K. Ralph Bunche Summer Institute Staff, 1998. Staff for 1998 were: Professor Steven E. Finkel, Director, Jay Shaylor, Assistant Director and Fiscal Technician, Professor Paula McClain (NSF Principal Investigator), and Graduate Assistants, James Alan Kendrick, Jeff Gulati, Stan Humphries, and Stacy Nyikos. (Michael Cairo, a graduate student in the Department of Government, helped out again this summer serving as organizer of the graduate student barbeque and van driver for airport pickups/drop offs, and field trips.)
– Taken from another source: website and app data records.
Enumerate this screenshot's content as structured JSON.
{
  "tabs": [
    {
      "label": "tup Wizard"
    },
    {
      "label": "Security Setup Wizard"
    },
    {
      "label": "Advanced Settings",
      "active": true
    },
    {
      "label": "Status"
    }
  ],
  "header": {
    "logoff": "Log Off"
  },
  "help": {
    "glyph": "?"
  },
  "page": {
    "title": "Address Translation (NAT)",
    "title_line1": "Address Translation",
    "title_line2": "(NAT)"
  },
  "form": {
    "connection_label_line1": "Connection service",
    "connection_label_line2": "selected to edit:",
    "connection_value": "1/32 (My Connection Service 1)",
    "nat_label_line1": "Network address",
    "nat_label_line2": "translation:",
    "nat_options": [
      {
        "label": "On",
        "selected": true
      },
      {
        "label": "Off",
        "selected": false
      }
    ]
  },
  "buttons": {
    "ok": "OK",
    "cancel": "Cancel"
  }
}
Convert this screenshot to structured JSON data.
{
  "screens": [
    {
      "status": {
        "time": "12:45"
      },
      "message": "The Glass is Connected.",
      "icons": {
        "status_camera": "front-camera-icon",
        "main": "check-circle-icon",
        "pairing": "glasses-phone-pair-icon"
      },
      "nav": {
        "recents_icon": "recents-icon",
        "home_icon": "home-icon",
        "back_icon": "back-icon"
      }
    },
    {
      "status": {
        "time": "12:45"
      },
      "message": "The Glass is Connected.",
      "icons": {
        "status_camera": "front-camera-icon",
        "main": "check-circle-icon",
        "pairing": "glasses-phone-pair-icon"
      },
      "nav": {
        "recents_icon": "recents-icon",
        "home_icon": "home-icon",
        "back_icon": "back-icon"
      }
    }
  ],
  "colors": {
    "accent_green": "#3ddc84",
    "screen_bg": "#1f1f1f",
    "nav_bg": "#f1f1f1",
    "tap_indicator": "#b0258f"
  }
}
The 1998 summer was Professor Finkel’s last summer as Director of the Institute and instructor in GFAD 709. He served as Director for three summers (1996 to 1998) and brought the RBSI to new heights. The Committee on the Status of Blacks in the Profession of the American Political Science Association honored Dr. Finkel for his service at a reception at the annual meeting in Boston. Professor McClain assumes the Director’s position and Professor Paul Freedman will teach GFAD 709 for the summer 1999 session.

L. Additional Financial Support. In addition to funding from the National Science Foundation, the 1998 RBSI was supported by funds from the Offices of the President and the Provost, University of Virginia, the Dean of the College of Arts and Sciences, University of Virginia, the Department of Government and Foreign Affairs, University of Virginia, and the American Political Science Association.

M. Preliminary results. By far, the 1998 summer was our most successful in convincing students to forego law school and attend graduate school in political science. Seven of the fifteen students applied to and are planning to attend graduate school– Gloria Anglón, Ray Block, Katrina Gamble, Andra Gillespie, Monique Lyle (Michigan State University, Aisha Raj, and Melvin Rogers. These students have been accepted into many of the top political science graduate programs in the country with stunning packages. While all of the acceptances have not been reported yet, the following are those thus far.

  1. Gloria Anglón (Providence College) has been accepted at the University of Michigan, the University of Virginia, SUNY, Stony Brook, and the University of Florida (no information on her financial packages yet);
  2. Katrina Gamble (Smith College) has been accepted at the University of Virginia with a major university fellowship;
  3. Andra Gillespie (University of Virginia) has been accepted at Yale University, the University of Chicago, Duke University, and Stanford University thus far, all with very generous funding packages;
  4. Monique Lyle (Michigan State University) has been accepted at the University of Michigan, Duke University, and Emory University thus far, all with very generous funding packages;
  5. Melvin Rogers (Amherst College) has been accepted at the University of Chicago, Duke University, Princeton University, and Yale University thus far, all with very generous funding packages. (Melvin received the prestigious Keasbey Fellowship and will spend two years at Cambridge University receiving a masters degree. He will defer admission into one of these programs.)
We have yet to hear from Ray Block or Aisha Raj on their acceptances. All seven will be entering graduate school in fall 1999. We are thrilled with this year’s success and are looking forward to repeating it with the Bunche Class of 1999!

Submitted by:

Paula D. McClain, Principal Investigator
Professor of Government, University of Virginia